The recent passage of the 21st Century Cures Act only adds to uncertainty for those of us working in the behavioral healthcare field. The law expands regulations that mandate parity in mental health and physical health coverage. It requires government health agencies to improve privacy laws so family members can help their loved ones receive treatment, and it expands a grant program for assisted outpatient treatment, or court-ordered care for people with serious mental illness who otherwise might not seek help.
What will actually happen to the ACA and the Cures Act once Trump is inaugurated on January 20 is anyone’s guess. But lots of people have reason to worry. An estimated 29 percent of people whose health insurance is covered through the ACA expansion have a diagnosable mental illness, substance use disorder, or both. Of the 10 million people covered through the ACA Medicaid expansion, an estimated 1.2 million have an addiction disorder.
Change won’t happen overnight, health policy experts and lawmakers say. In fact, repeal of the ACA would take up to three years “to work through the problems” Senate finance committee Chairman Orrin Hatch told Reuters last month.
No doubt about it, though: As federal lawmakers wrangle over the future of the ACA, behavioral healthcare providers may be in for a rough ride. Changes of individual insurance and Medicaid, mandates and incentive programs could affect the way we work. Behavioral healthcare practices, which already deal with complicated billing structures and reporting requirements, face additional confusion.
As with the rollout of the ACA, be prepared for unclear guidelines, mixed messages on regulations, and changing deadlines. But know this: ClinicTracker was there to help you every step of the way then, and we’ll be by your side now.
Leslie Kriegstein, vice president of congressional affairs for the College of Healthcare Information Management Executives, noted right after the election that the ACA and the Health Information Technology for Economic and Clinical Health (HITECH) Act are separate pieces of legislation. That means regulations like Meaningful Use “would be very hard to just ‘turn it off,’” she told Healthcare Informatics.
Although Leslie predicts changes to the ACA “will cause a distraction” for health IT, she’s optimistic that much will remain the same. She notes there is bipartisan support for cybersecurity, a strong digital infrastructure, and increased usage of EHRs. “I don’t see many health IT surprises in this space, as there is a recognition that patients and clinicians alike are empowered with the use of technology,” she said.
No matter what’s thrown our way, ClinicTracker will continue to empower you to use technology to suit your unique needs and make changes as those needs evolve. Our intuitive, robust system is created to help you maximize data, improve interoperability, and share information in a secure, HIPAA-compliant system.
As we’ve seen in the six years the ACA has been in effect, change is one of the few constants in this business. Don’t panic over potential changes to your office workflows. ClinicTracker has your back, just as we always have.
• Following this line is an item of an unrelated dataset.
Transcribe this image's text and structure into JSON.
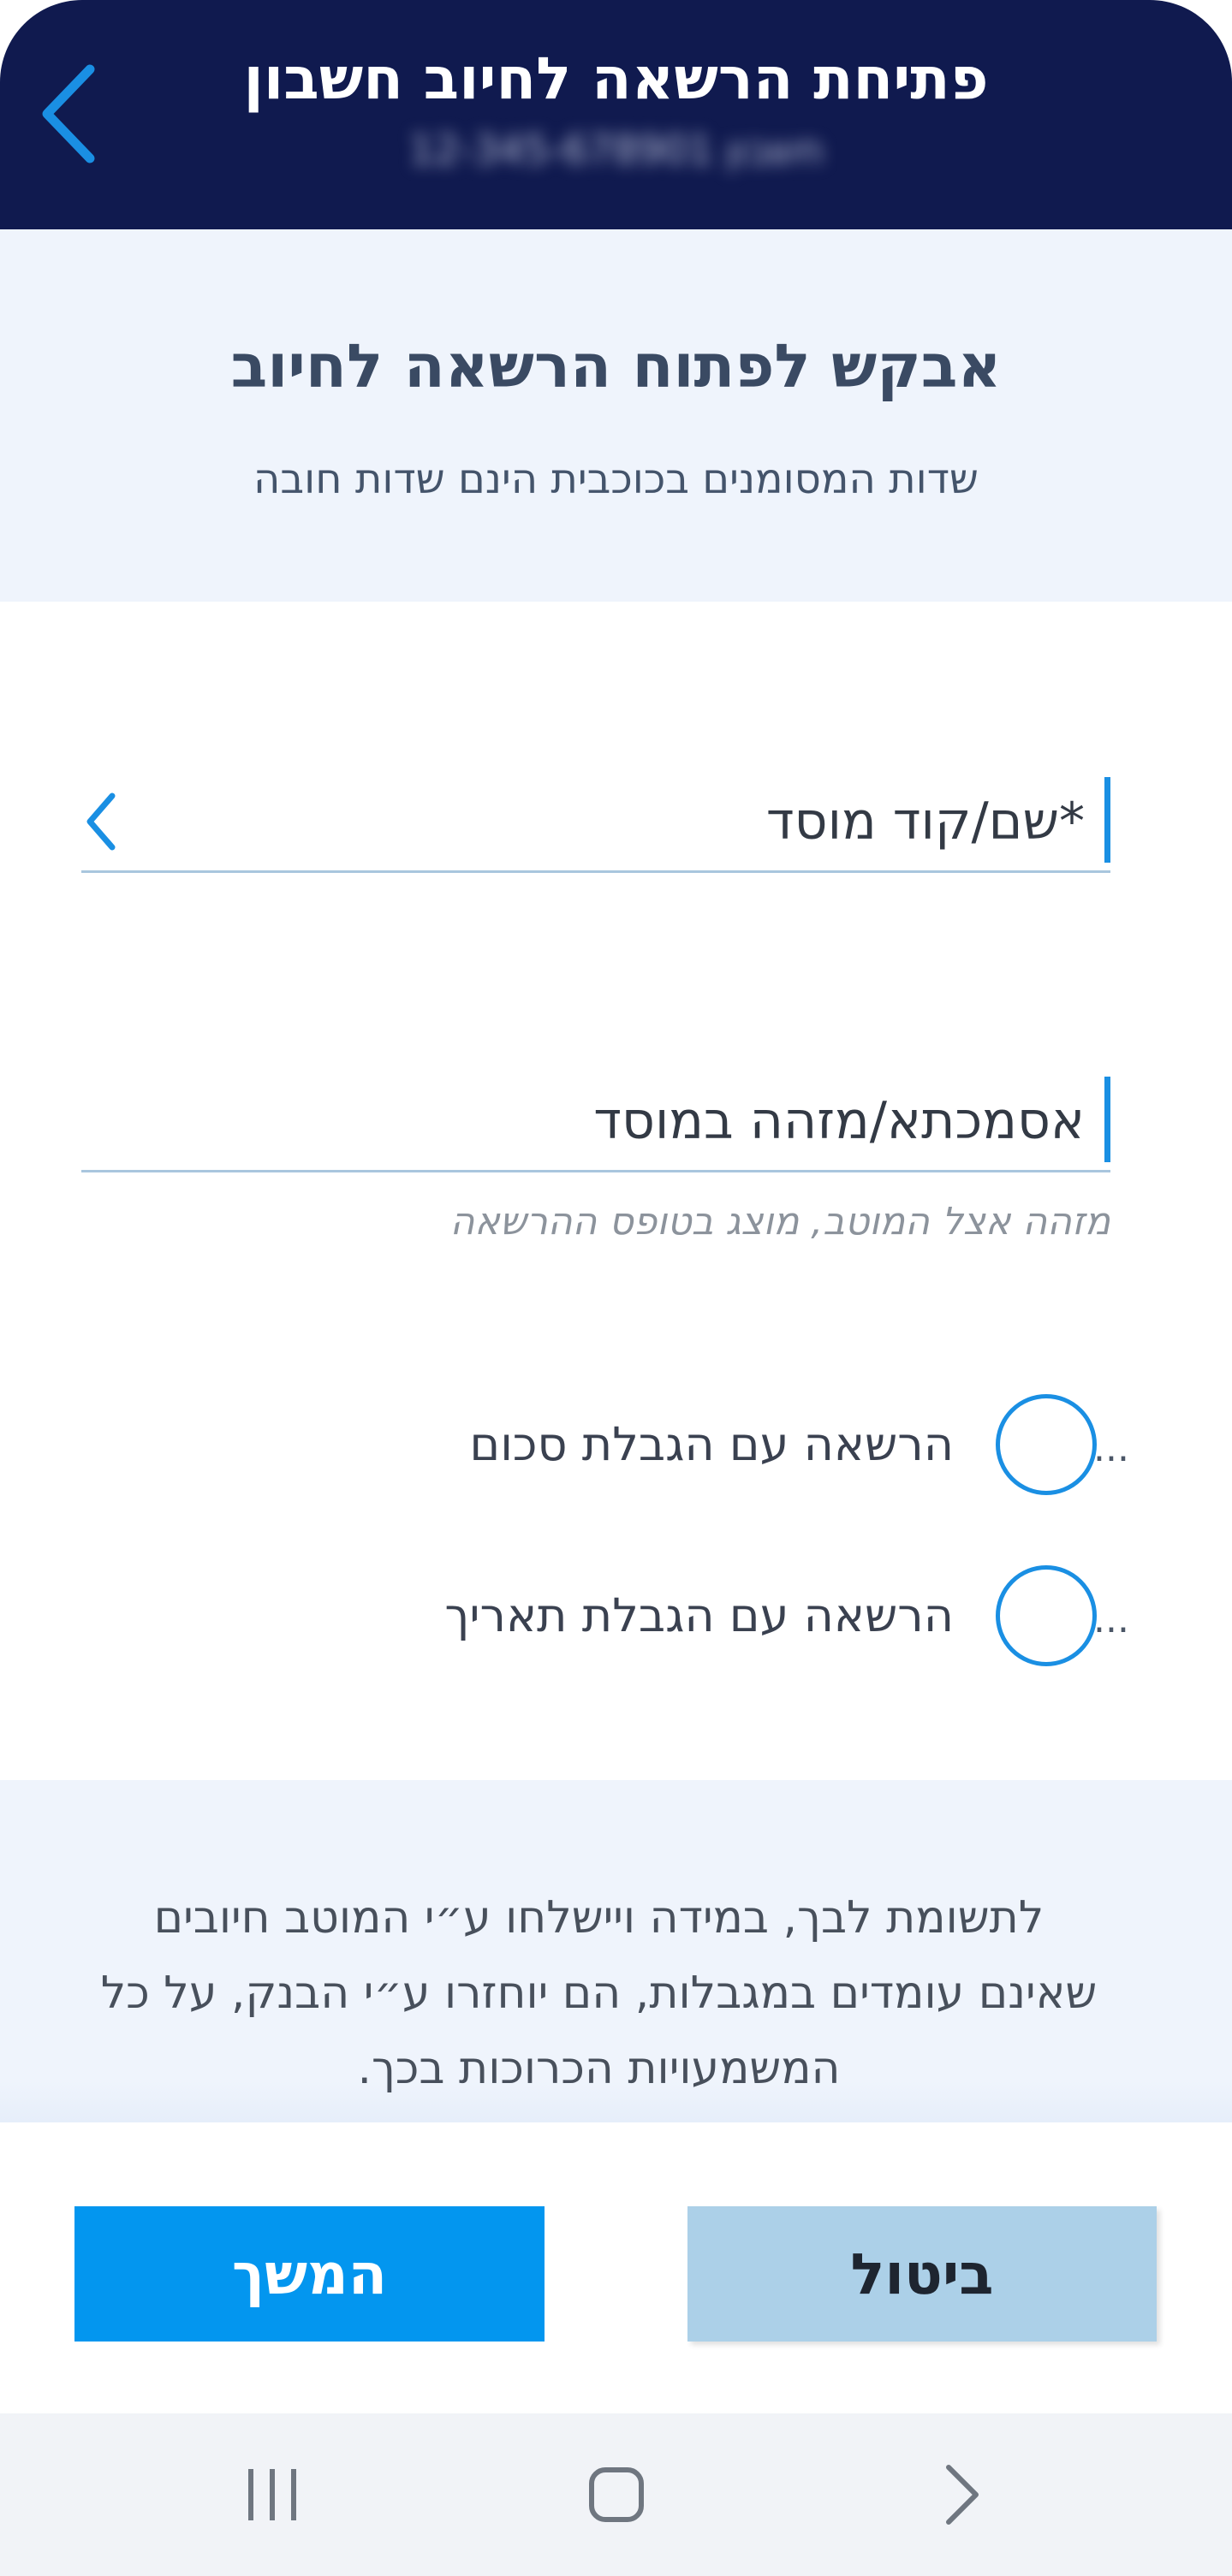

ClinicTracker is a robust, future-proof mental health and substance abuse EHR. Dr. Michael Gordon, a renowned clinical psychologist, and Joshua Gordon, an award-winning software engineer, founded the company in 2000. ClinicTracker EHR’s powerful software empowers your agency to succeed. ClinicTracker will automate all of your clinic routines, boost staff productivity, increase billing efficiency, and provide the tools you need to manage your clinic effectively. While mental health and substance abuse agencies are the most common group of users, foster care agencies, social services, equine assisted therapy programs, university clinics, academic counseling systems, family counseling services, and eating disorder clinics also take advantage of our powerful software.